Early testers got a 13″ MacBook Pro with SoC M2 and unfortunately in some scenarios you can see the cooling system crashes and the laptop slows down noticeably.
Apple recently announced its SoC M2 upgrade at WWDC, and the first laptop to use it was the 13 MacBook Pro. The laptop became available to testers a few days ago, allowing content creators to test the device in action. YouTuber MaxTech compared the new 13″ M2 Pro with the older Pro version of the SoC M1. During testing, the cooling performance of the new M2-based Pro proved to be poor. When exporting 8K Canon RAW material, the M2 model reached a temperature of 108Aroundc experienced some serious suffocation. This is in stark contrast to the 14″ MacBook Pro M1, which never choked on the same test.
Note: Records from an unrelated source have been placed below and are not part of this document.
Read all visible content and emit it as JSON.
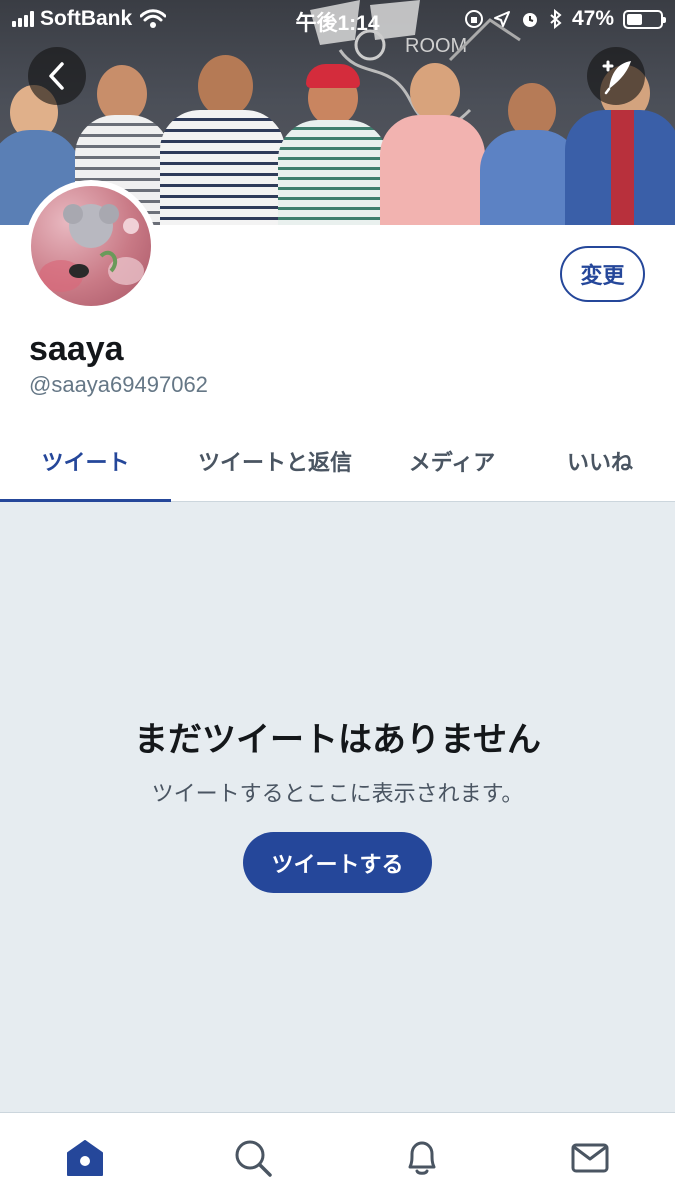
{
  "status_bar": {
    "carrier": "SoftBank",
    "time": "午後1:14",
    "battery_percent_label": "47%",
    "battery_level": 0.47
  },
  "profile": {
    "display_name": "saaya",
    "handle": "@saaya69497062",
    "edit_label": "変更"
  },
  "tabs": [
    {
      "label": "ツイート",
      "active": true
    },
    {
      "label": "ツイートと返信",
      "active": false
    },
    {
      "label": "メディア",
      "active": false
    },
    {
      "label": "いいね",
      "active": false
    }
  ],
  "empty_state": {
    "title": "まだツイートはありません",
    "subtitle": "ツイートするとここに表示されます。",
    "button_label": "ツイートする"
  },
  "bottom_nav": [
    "home-icon",
    "search-icon",
    "notifications-icon",
    "messages-icon"
  ],
  "colors": {
    "accent": "#25479a",
    "empty_background": "#e6ecf0",
    "muted_text": "#657786"
  }
}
The new MacBook Pro reaches very high temperatures, which ends up with slower clock speeds and a significant drop in performance. As a result, it takes longer to export 8K RAW textures than it did on the older M1.
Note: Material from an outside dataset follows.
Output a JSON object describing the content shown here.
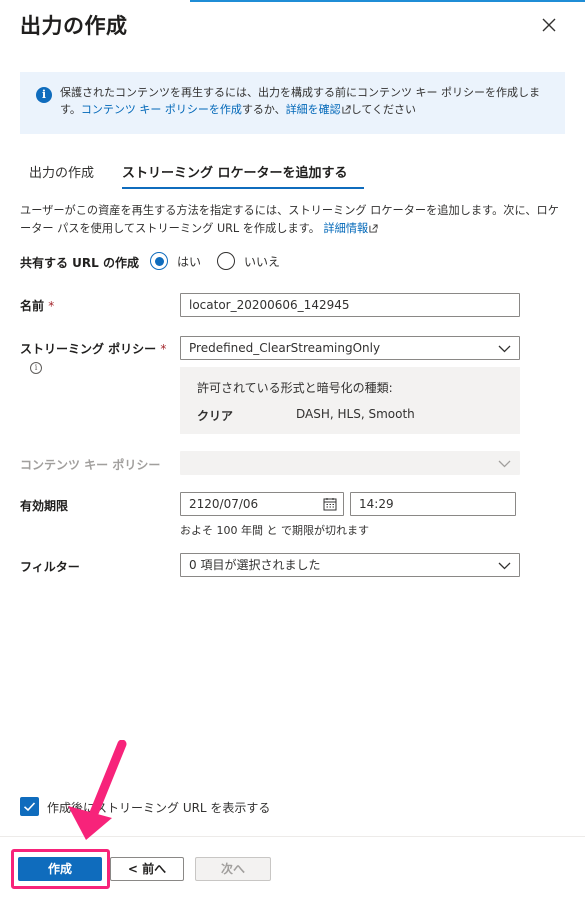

The video posted by MaxTech compares side by side; 13, MacBook Pro with M2 and 14-inch model with M1 Pro. One of the main differences with both portable devices is the cooling system. The M2 has only one fan inside its 13 casing. The 14 Pro Chip has two fans. However, this lower fan makes a huge difference (although there may be many differences in the cooling system), with the reviewer writing that the temperatures were the highest he’s ever seen on a Mac. To add weight to his words, he added that this also applies to Intel-based Macs.
High temperatures were achieved while exporting Canon 8K RAW footage, which is very stressful for a SoC. During the export, the processor and graphics chip were emphasized to the maximum. Surprisingly, the MacBook reached these temperatures when a single fan was running at its maximum speed of 7200 rpm. This means that because the fan did everything it could to keep the temperature in check, there was only one way the system could lower it: break the clocks to prevent the system from overheating and damaging it.
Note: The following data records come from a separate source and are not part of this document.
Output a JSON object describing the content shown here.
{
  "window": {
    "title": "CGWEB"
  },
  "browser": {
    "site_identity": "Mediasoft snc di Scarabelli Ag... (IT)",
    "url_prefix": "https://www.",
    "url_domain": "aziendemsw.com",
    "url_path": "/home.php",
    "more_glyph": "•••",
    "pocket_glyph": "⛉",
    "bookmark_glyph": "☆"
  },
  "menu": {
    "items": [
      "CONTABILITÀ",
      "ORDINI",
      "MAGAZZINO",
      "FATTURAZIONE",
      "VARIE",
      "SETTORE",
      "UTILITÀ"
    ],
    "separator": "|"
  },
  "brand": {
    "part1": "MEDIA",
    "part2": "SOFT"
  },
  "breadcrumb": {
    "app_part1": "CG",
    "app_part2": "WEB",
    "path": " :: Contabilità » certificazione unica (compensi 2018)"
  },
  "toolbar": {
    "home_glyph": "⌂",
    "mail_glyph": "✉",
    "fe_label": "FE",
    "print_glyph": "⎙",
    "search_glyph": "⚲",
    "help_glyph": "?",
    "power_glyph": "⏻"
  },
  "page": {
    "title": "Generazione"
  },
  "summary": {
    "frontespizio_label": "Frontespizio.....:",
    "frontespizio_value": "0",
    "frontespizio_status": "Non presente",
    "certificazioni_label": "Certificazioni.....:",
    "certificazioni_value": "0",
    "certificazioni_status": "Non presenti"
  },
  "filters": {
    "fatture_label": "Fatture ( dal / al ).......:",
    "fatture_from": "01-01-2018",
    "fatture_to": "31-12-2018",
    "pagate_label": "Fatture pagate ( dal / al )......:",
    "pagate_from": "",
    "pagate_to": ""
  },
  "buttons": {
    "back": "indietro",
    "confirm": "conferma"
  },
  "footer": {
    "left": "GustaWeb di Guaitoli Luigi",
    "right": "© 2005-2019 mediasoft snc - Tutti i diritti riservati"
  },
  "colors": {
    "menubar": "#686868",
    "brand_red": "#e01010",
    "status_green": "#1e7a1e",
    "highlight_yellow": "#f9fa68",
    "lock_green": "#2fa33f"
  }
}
In this case, the P core clocks are immediately lowered from 3200MHz to 1894MHz. The E cores went from 2.228 MHz to 1.444 MHz. The GPU also dropped from 1.393MHz to just 289MHz. This significantly reduced power consumption from 29.46 watts to just 7.31 watts, allowing a temporary temperature reduction to 84°C, and then again to more than 100°C. The YouTuber said this cycle continued over and over until the exports ended. This throttling resulted in a decrease in performance and a worse result than the M1 Pro. The M2 took nearly 20 minutes to complete the export, and the M1 Pro just over 11 minutes. M1 Pro with two fans did not choke in the test.